When Sammy asked his dad why all the flags were on display and what the Olympics were and got the answer that the Olympics are where the world’s greatest athletes are crowned, the boy decided that he himself wanted to become an Olympic champion. This, despite not knowing in which sport. He liked boxing and football, but his stature (five feet two inches when he was fully grown) didn’t augur much in terms of eventual success.
Then he discovered diving at a local pool one international day and was smitten. When he declared to his father that this was what he wanted to pursue, Soonkee Lee told his son he’d back him all the way — but only if he promised to also become a physician. Thus was Sammy Lee’s life direction set.
At present I have a daughter and a son, a bit younger than Sammy Lee was when he became aware of the Olympics.
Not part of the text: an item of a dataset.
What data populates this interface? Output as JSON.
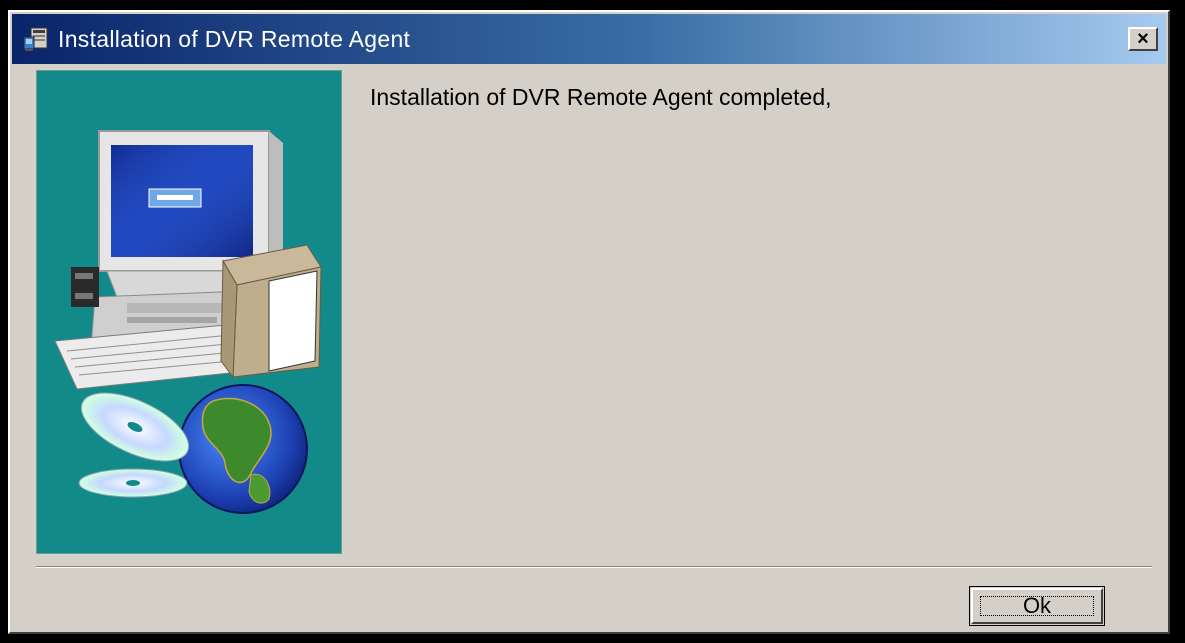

Unlike in Sammy’s era, most kids have for a couple of generations now become aware of and interested in the Olympics via TV. (Even though the Beijing Games were just four years ago, Akari, 8, and Jameson, 6, don’t remember much about those Olympics.)
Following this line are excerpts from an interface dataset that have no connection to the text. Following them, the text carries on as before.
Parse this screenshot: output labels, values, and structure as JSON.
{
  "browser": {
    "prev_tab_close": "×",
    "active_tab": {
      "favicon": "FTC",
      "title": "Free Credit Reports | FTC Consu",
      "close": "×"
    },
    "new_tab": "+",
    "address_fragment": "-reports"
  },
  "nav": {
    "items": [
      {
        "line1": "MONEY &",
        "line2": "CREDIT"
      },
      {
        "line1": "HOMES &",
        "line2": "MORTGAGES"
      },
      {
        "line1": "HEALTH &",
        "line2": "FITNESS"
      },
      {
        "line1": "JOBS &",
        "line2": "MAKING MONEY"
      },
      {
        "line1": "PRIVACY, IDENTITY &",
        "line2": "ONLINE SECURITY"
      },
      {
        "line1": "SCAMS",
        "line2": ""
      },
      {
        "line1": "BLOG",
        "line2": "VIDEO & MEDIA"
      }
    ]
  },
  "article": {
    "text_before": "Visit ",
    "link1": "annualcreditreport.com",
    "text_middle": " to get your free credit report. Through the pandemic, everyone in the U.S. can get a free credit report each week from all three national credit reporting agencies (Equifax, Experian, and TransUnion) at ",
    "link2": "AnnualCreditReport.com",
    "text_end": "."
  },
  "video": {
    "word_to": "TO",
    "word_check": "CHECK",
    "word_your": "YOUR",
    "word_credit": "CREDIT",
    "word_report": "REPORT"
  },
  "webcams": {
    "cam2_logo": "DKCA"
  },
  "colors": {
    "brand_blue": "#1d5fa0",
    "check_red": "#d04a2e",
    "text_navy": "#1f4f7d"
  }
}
Now that my youngsters have become involved in organized sports, the Olympics now have some relevance to them. For J.J., the past weekend was one in which he won a second-place trophy at his judo dojo’s monthly in-house tournament. Then, he won another trophy after participating in the 2012 Jets/Jetts Invitational Basketball Tournament. If that’s not a great weekend in a kid’s life, I don’t know what is!
They both now say they want to be in the Olympics. J.J. thinks he could do it in judo. Akari doesn’t yet know which sport.
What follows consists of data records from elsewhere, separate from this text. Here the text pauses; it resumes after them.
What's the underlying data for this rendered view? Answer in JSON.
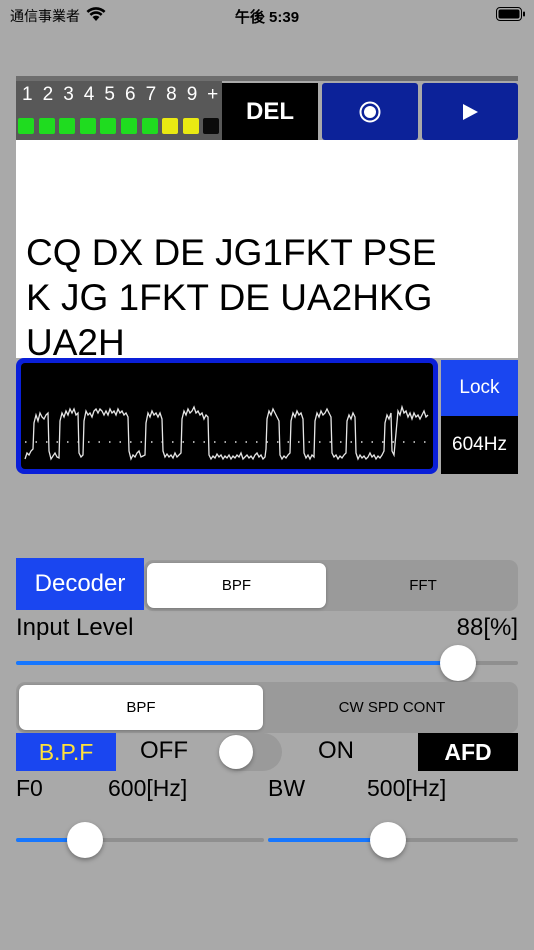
{
  "status_bar": {
    "carrier": "通信事業者",
    "time": "午後 5:39"
  },
  "meter": {
    "labels": [
      "1",
      "2",
      "3",
      "4",
      "5",
      "6",
      "7",
      "8",
      "9",
      "+"
    ],
    "leds": [
      "green",
      "green",
      "green",
      "green",
      "green",
      "green",
      "green",
      "yellow",
      "yellow",
      "off"
    ],
    "led_colors": {
      "green": "#1fdc1f",
      "yellow": "#eaea12",
      "off": "#0b0b0b"
    }
  },
  "toolbar": {
    "del_label": "DEL",
    "record_icon": "record-icon",
    "play_icon": "play-icon",
    "accent": "#0c2299"
  },
  "decoded": {
    "lines": [
      "CQ DX DE JG1FKT PSE",
      "K JG 1FKT DE UA2HKG",
      "UA2H"
    ]
  },
  "scope": {
    "lock_label": "Lock",
    "frequency": "604Hz"
  },
  "decoder": {
    "label": "Decoder",
    "modes": [
      "BPF",
      "FFT"
    ],
    "selected_mode": "BPF"
  },
  "input_level": {
    "label": "Input Level",
    "value": "88[%]",
    "level": 0.88
  },
  "filter_tabs": {
    "items": [
      "BPF",
      "CW SPD CONT"
    ],
    "selected": "BPF"
  },
  "bpf_row": {
    "label": "B.P.F",
    "off_label": "OFF",
    "on_label": "ON",
    "toggle_on": false,
    "afd_label": "AFD"
  },
  "filter_params": {
    "f0_label": "F0",
    "f0_value": "600[Hz]",
    "f0_level": 0.28,
    "bw_label": "BW",
    "bw_value": "500[Hz]",
    "bw_level": 0.48
  }
}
I want to encourage them. But I also must be realistic. They seem to have some aptitude and athletic ability, but nothing extraordinary. Then again, at their age, anything seems possible.
From what I’ve observed, most who are now Olympians in London began pursuing their chosen sport at around the age my children are now. But does anyone — parents included — with a vague dream of “being in the Olympics” have a clue of how much of a grind it can be to train four or five hours a day, six days a week, just to have a shot at being in the Olympics, much less earning a medal? I doubt it.
Yes, it is a goal that is possible. But those are some heavy dues for a youngster to pay.
And yet I think about Sammy Lee. He wanted it badly enough to practice by diving into a sand pit for who knows how long. That is dedication that most people simply can’t or won’t undertake.
In the meantime, I’ll watch the Olympics with my kids. We’ll enjoy the thrills, be saddened by the spills and just revel in the drama and spectacle of it all. Sammy Lee and all the latter-day Olympians who put in the hard work to make it to London can continue to inspire us all.
Inspiration Dept.: Speaking of pursuing one’s dreams, singer-actress Gina Hiraizumi held a party Saturday night to mark the debut of her new music video for the song “Never Say Never.”
I’ve written about her here in recent years regarding her pursuit of a career in showbiz. She’s still at it and has something new to add to her credits.
A scheduling conflict meant I couldn’t be there to see it debut with her many fans, but I later got the YouTube.com link from her. So, now, you can see it, too. The song’s message — never quit and never give in — is appropriate to the main part of today’s column. Give it a look and a listen at http://tinyurl.com/bm8oums and maybe you’ll get some much-needed inspiration for whatever goal you are pursuing.
Until next time, keep your eyes and ears open.
George Toshio Johnston has written this column since 1992 and can be reached at George@NikkeiNation.com. The opinions expressed in this column are solely those of the author and do not necessarily reflect policies of this newspaper or any organization or business. Copyright © 2012 by George T. Johnston. All rights reserved.